This letter written by Chimamanda Ngozi Adichie to her friend doesn’t say anything new. It doesn’t, as the blurb on the back states, start a new and urgently needed conversation about what it really means to be a woman today. That conversation is ongoing. Women are having it every day. The book is part of that conversation, though, perhaps in a way Adichie didn’t intend and the publishers didn’t recognise. Continue reading
I slowed down my reading during January, trying to get more depth of engagement with what I read, relishing it more. This includes books of less than 150 pages that I would typically zip through. Recently I read three short books from Penguin, all of them full of big ideas. It took longer than I expected, and I found strong links between the three, so I’m reviewing them together.
Rating: 4 stars

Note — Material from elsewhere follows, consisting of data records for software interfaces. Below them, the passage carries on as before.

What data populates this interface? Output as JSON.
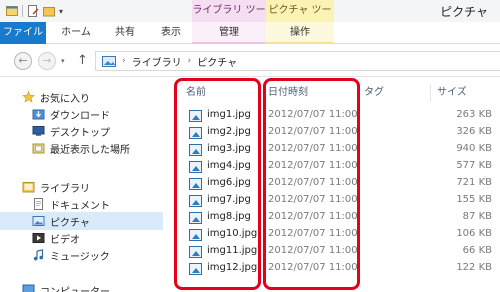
{
  "window": {
    "title": "ピクチャ"
  },
  "context_tabs": {
    "library_tools": "ライブラリ ツール",
    "picture_tools": "ピクチャ ツール"
  },
  "ribbon": {
    "file": "ファイル",
    "home": "ホーム",
    "share": "共有",
    "view": "表示",
    "manage": "管理",
    "operate": "操作"
  },
  "address": {
    "crumbs": [
      "ライブラリ",
      "ピクチャ"
    ]
  },
  "nav": {
    "favorites": "お気に入り",
    "downloads": "ダウンロード",
    "desktop": "デスクトップ",
    "recent": "最近表示した場所",
    "libraries": "ライブラリ",
    "documents": "ドキュメント",
    "pictures": "ピクチャ",
    "videos": "ビデオ",
    "music": "ミュージック",
    "computer": "コンピューター"
  },
  "columns": {
    "name": "名前",
    "date": "日付時刻",
    "tag": "タグ",
    "size": "サイズ"
  },
  "files": [
    {
      "name": "img1.jpg",
      "date": "2012/07/07 11:00",
      "size": "263 KB"
    },
    {
      "name": "img2.jpg",
      "date": "2012/07/07 11:00",
      "size": "326 KB"
    },
    {
      "name": "img3.jpg",
      "date": "2012/07/07 11:00",
      "size": "940 KB"
    },
    {
      "name": "img4.jpg",
      "date": "2012/07/07 11:00",
      "size": "577 KB"
    },
    {
      "name": "img6.jpg",
      "date": "2012/07/07 11:00",
      "size": "721 KB"
    },
    {
      "name": "img7.jpg",
      "date": "2012/07/07 11:00",
      "size": "155 KB"
    },
    {
      "name": "img8.jpg",
      "date": "2012/07/07 11:00",
      "size": "87 KB"
    },
    {
      "name": "img10.jpg",
      "date": "2012/07/07 11:00",
      "size": "106 KB"
    },
    {
      "name": "img11.jpg",
      "date": "2012/07/07 11:00",
      "size": "66 KB"
    },
    {
      "name": "img12.jpg",
      "date": "2012/07/07 11:00",
      "size": "122 KB"
    }
  ],
  "colors": {
    "accent": "#1979ca",
    "highlight": "#e2001a",
    "selection": "#d9ebfa"
  }
}
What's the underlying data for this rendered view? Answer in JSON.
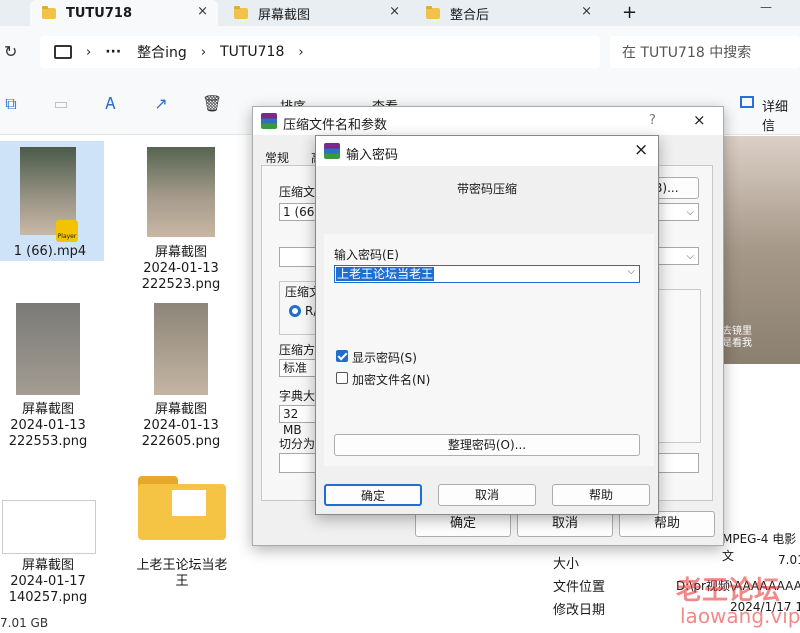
{
  "tabs": [
    {
      "label": "TUTU718",
      "active": true
    },
    {
      "label": "屏幕截图",
      "active": false
    },
    {
      "label": "整合后",
      "active": false
    }
  ],
  "titlebar": {
    "new_tab": "+",
    "minimize": "—",
    "close": "×"
  },
  "address": {
    "more": "···",
    "parts": [
      "整合ing",
      "TUTU718"
    ],
    "search_placeholder": "在 TUTU718 中搜索"
  },
  "toolbar": {
    "sort": "排序",
    "view": "查看",
    "more": "···",
    "details": "详细信"
  },
  "files": [
    {
      "name": "1 (66).mp4",
      "badge": "Player"
    },
    {
      "name": "屏幕截图",
      "date": "2024-01-13",
      "file": "222523.png"
    },
    {
      "name": "屏幕截图",
      "date": "2024-01-13",
      "file": "222553.png"
    },
    {
      "name": "屏幕截图",
      "date": "2024-01-13",
      "file": "222605.png"
    },
    {
      "name": "屏幕截图",
      "date": "2024-01-17",
      "file": "140257.png"
    },
    {
      "name": "上老王论坛当老",
      "name2": "王"
    }
  ],
  "statusbar": {
    "size": "7.01 GB"
  },
  "details": {
    "type_value": "MPEG-4 电影文",
    "size_label": "大小",
    "size_value": "7.01",
    "location_label": "文件位置",
    "location_value": "D:\\pr视频\\AAAAAAAAAAA",
    "modified_label": "修改日期",
    "modified_value": "2024/1/17 13"
  },
  "back_dialog": {
    "title": "压缩文件名和参数",
    "help_glyph": "?",
    "tab_general": "常规",
    "tab_second": "高",
    "archive_name_label": "压缩文件",
    "archive_name_value": "1 (66).",
    "browse_button": "(B)...",
    "format_label": "压缩文",
    "format_rar": "R/",
    "method_label": "压缩方",
    "method_value": "标准",
    "dict_label": "字典大小",
    "dict_value": "32 MB",
    "split_label": "切分为分",
    "ok": "确定",
    "cancel": "取消",
    "help": "帮助"
  },
  "password_dialog": {
    "title": "输入密码",
    "heading": "带密码压缩",
    "enter_label": "输入密码(E)",
    "password_value": "上老王论坛当老王",
    "show_password": "显示密码(S)",
    "show_password_checked": true,
    "encrypt_names": "加密文件名(N)",
    "encrypt_names_checked": false,
    "organize_button": "整理密码(O)...",
    "ok": "确定",
    "cancel": "取消",
    "help": "帮助"
  },
  "watermark": {
    "line1": "老王论坛",
    "line2": "laowang.vip"
  },
  "preview_caption": {
    "line1": "去镜里",
    "line2": "是看我"
  }
}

Stay With Me is Ayobami Adebayo’s first novel. It was shortlisted for the 2017 Women’s Prize for Fiction. I borrowed it from my local library knowing little about it other than that it is set in Nigeria and its subject matter is full of sadness.
Yejide and Akin marry for love. For each of them, the other is all the person they need. The Yoruba are a polygamous society, but Akin is clear that he wants no wife other than Yejide. Yejide is the daughter of an additional wife, her mother died giving birth, and Yejide has no interest in being one of many. They are well suited and happy together, until Yejide fails to become pregnant and Akin’s family start to put pressure on him to marry again. Continue reading

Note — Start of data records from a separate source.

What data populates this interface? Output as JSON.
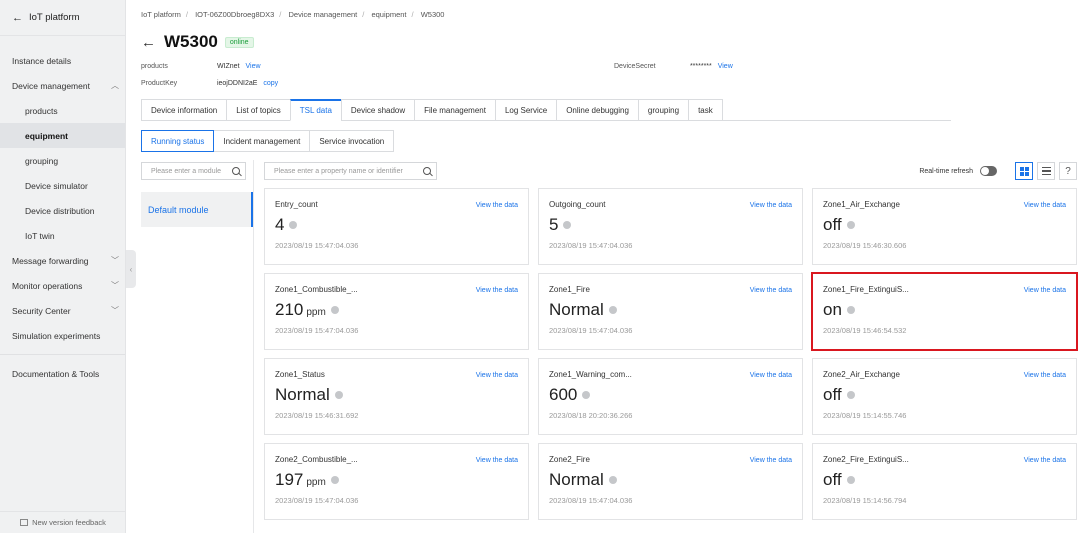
{
  "sidebar": {
    "header": "IoT platform",
    "items": [
      {
        "label": "Instance details",
        "type": "top",
        "chevron": ""
      },
      {
        "label": "Device management",
        "type": "top",
        "chevron": "up"
      },
      {
        "label": "products",
        "type": "sub",
        "chevron": ""
      },
      {
        "label": "equipment",
        "type": "sub-active",
        "chevron": ""
      },
      {
        "label": "grouping",
        "type": "sub",
        "chevron": ""
      },
      {
        "label": "Device simulator",
        "type": "sub",
        "chevron": ""
      },
      {
        "label": "Device distribution",
        "type": "sub",
        "chevron": ""
      },
      {
        "label": "IoT twin",
        "type": "sub",
        "chevron": ""
      },
      {
        "label": "Message forwarding",
        "type": "top",
        "chevron": "down"
      },
      {
        "label": "Monitor operations",
        "type": "top",
        "chevron": "down"
      },
      {
        "label": "Security Center",
        "type": "top",
        "chevron": "down"
      },
      {
        "label": "Simulation experiments",
        "type": "top",
        "chevron": ""
      },
      {
        "label": "Documentation & Tools",
        "type": "top-divided",
        "chevron": ""
      }
    ],
    "feedback": "New version feedback"
  },
  "breadcrumb": [
    "IoT platform",
    "IOT-06Z00Dbroeg8DX3",
    "Device management",
    "equipment",
    "W5300"
  ],
  "device": {
    "name": "W5300",
    "status": "online",
    "products_label": "products",
    "products_value": "WIZnet",
    "view_label": "View",
    "productkey_label": "ProductKey",
    "productkey_value": "ieojDDNI2aE",
    "copy_label": "copy",
    "secret_label": "DeviceSecret",
    "secret_value": "********"
  },
  "tabs": [
    {
      "label": "Device information",
      "active": false
    },
    {
      "label": "List of topics",
      "active": false
    },
    {
      "label": "TSL data",
      "active": true
    },
    {
      "label": "Device shadow",
      "active": false
    },
    {
      "label": "File management",
      "active": false
    },
    {
      "label": "Log Service",
      "active": false
    },
    {
      "label": "Online debugging",
      "active": false
    },
    {
      "label": "grouping",
      "active": false
    },
    {
      "label": "task",
      "active": false
    }
  ],
  "subtabs": [
    {
      "label": "Running status",
      "active": true
    },
    {
      "label": "Incident management",
      "active": false
    },
    {
      "label": "Service invocation",
      "active": false
    }
  ],
  "module_search_placeholder": "Please enter a module",
  "property_search_placeholder": "Please enter a property name or identifier",
  "default_module": "Default module",
  "realtime_refresh_label": "Real-time refresh",
  "help_label": "?",
  "view_data_label": "View the data",
  "cards": [
    {
      "name": "Entry_count",
      "value": "4",
      "unit": "",
      "time": "2023/08/19 15:47:04.036",
      "highlight": false
    },
    {
      "name": "Outgoing_count",
      "value": "5",
      "unit": "",
      "time": "2023/08/19 15:47:04.036",
      "highlight": false
    },
    {
      "name": "Zone1_Air_Exchange",
      "value": "off",
      "unit": "",
      "time": "2023/08/19 15:46:30.606",
      "highlight": false
    },
    {
      "name": "Zone1_Combustible_...",
      "value": "210",
      "unit": "ppm",
      "time": "2023/08/19 15:47:04.036",
      "highlight": false
    },
    {
      "name": "Zone1_Fire",
      "value": "Normal",
      "unit": "",
      "time": "2023/08/19 15:47:04.036",
      "highlight": false
    },
    {
      "name": "Zone1_Fire_ExtinguiS...",
      "value": "on",
      "unit": "",
      "time": "2023/08/19 15:46:54.532",
      "highlight": true
    },
    {
      "name": "Zone1_Status",
      "value": "Normal",
      "unit": "",
      "time": "2023/08/19 15:46:31.692",
      "highlight": false
    },
    {
      "name": "Zone1_Warning_com...",
      "value": "600",
      "unit": "",
      "time": "2023/08/18 20:20:36.266",
      "highlight": false
    },
    {
      "name": "Zone2_Air_Exchange",
      "value": "off",
      "unit": "",
      "time": "2023/08/19 15:14:55.746",
      "highlight": false
    },
    {
      "name": "Zone2_Combustible_...",
      "value": "197",
      "unit": "ppm",
      "time": "2023/08/19 15:47:04.036",
      "highlight": false
    },
    {
      "name": "Zone2_Fire",
      "value": "Normal",
      "unit": "",
      "time": "2023/08/19 15:47:04.036",
      "highlight": false
    },
    {
      "name": "Zone2_Fire_ExtinguiS...",
      "value": "off",
      "unit": "",
      "time": "2023/08/19 15:14:56.794",
      "highlight": false
    }
  ],
  "colors": {
    "accent": "#1a73e8",
    "highlight": "#d9171f",
    "online": "#1a9d3a"
  }
}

Rating: 5 stars
Henning Mankell’s Wallander series is one of my favourite discoveries of recent years. We stumbled upon the Swedish film adaptations late one night (the ones starring Krister Henriksson, not Rolf Lassgård) and I sought out the books. It was love at first read. I love crime and detective fiction anyway, but this was different to what I was familiar with. Wallander was more human, more vulnerable, more honestly ridiculous than most other middle aged, emotionally dysfunctional male detectives that populate the genre. He was those things as well, but he reflected on his inadequacies and used his job as a distraction and a proof that he wasn’t all bad. He also reflected on the nature of the crimes he investigated, not willing to pass them off as the inevitable actions of bad people, but recognising changes in society as an underlying cause. Wallander isn’t a hard boiled cop, he’s a cop with a conscience. The life Mankell built for him outside work was as richly described as his professional one, making him more real. I cared about him. For anyone who hasn’t read the series, I won’t give away the ending, but I will admit that I cried.
I’ve read other books by Mankell, too. I loved Italian Shoes and The Return of the Dancing Master. The Man from Beijing wasn’t my favourite, but it was readable. Mankell also had a passion for Africa and spent a lot of time there, developing a theatre company in Mozambique. He was politically active and supported social justice. He wrote a few novels based on his experiences in Africa, and when I went to change my books at the library recently, I decided to give one a try. I picked up The Shadow Girls, which is about refugees and immigration. Continue reading
Rating: 5 stars
Read for the Reader’s Room March Madness challenge
‘You must never behave as if your life belongs to a man. Do you hear me?’ Aunty Ifeka said. ‘Your life belongs to you and you alone, soso gi.’
Aunty Ifeka says this to her niece Olanna about her boyfriend, halfway through the book. She could easily have been saying it about Nigeria.
I didn’t know what to expect from Half of a Yellow Sun. I came to it completely blind, based on people talking about how good Adichie is as a writer, how she is influenced by Achebe. I read nothing about what the book is about. All I knew was that Adachie is Nigerian and this book was about Nigeria in the 1960s. Continue reading
Rating: 3 stars
Initially, this was difficult to get into. An alien culture to me, a different way of thinking, traditions and social norms that differ greatly from my own. I couldn’t get a fix on the characters, felt at a remove from them, an observer uninvolved in their lives. Continue reading